* [Entries shown]
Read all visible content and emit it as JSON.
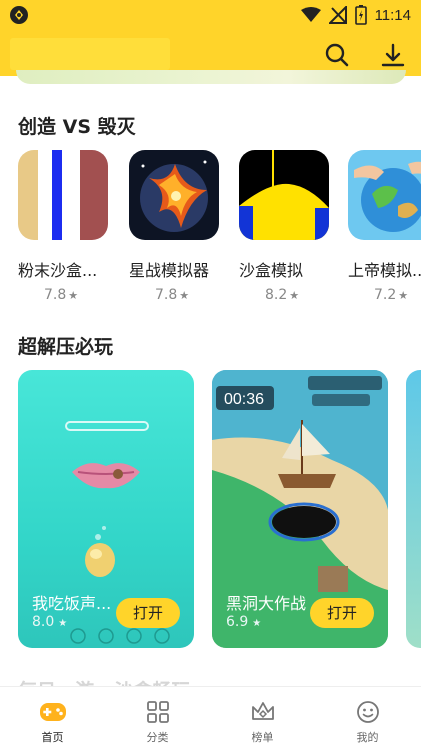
{
  "status_bar": {
    "time": "11:14"
  },
  "header": {
    "search_icon": "search-icon",
    "download_icon": "download-icon"
  },
  "sections": [
    {
      "title": "创造 VS 毁灭",
      "apps": [
        {
          "name": "粉末沙盒...",
          "rating": "7.8"
        },
        {
          "name": "星战模拟器",
          "rating": "7.8"
        },
        {
          "name": "沙盒模拟",
          "rating": "8.2"
        },
        {
          "name": "上帝模拟...",
          "rating": "7.2"
        }
      ]
    },
    {
      "title": "超解压必玩",
      "cards": [
        {
          "title": "我吃饭声...",
          "score": "8.0",
          "button": "打开"
        },
        {
          "title": "黑洞大作战",
          "score": "6.9",
          "button": "打开",
          "timer": "00:36"
        }
      ]
    }
  ],
  "next_section_title": "每日一游 · 沙盒畅玩",
  "bottom_nav": [
    {
      "label": "首页",
      "icon": "home-gamepad-icon",
      "active": true
    },
    {
      "label": "分类",
      "icon": "grid-icon",
      "active": false
    },
    {
      "label": "榜单",
      "icon": "crown-icon",
      "active": false
    },
    {
      "label": "我的",
      "icon": "face-icon",
      "active": false
    }
  ],
  "colors": {
    "accent": "#ffd42a",
    "card_teal": "#3fd9cf"
  }
}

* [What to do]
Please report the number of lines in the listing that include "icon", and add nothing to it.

* [Exercise result]
6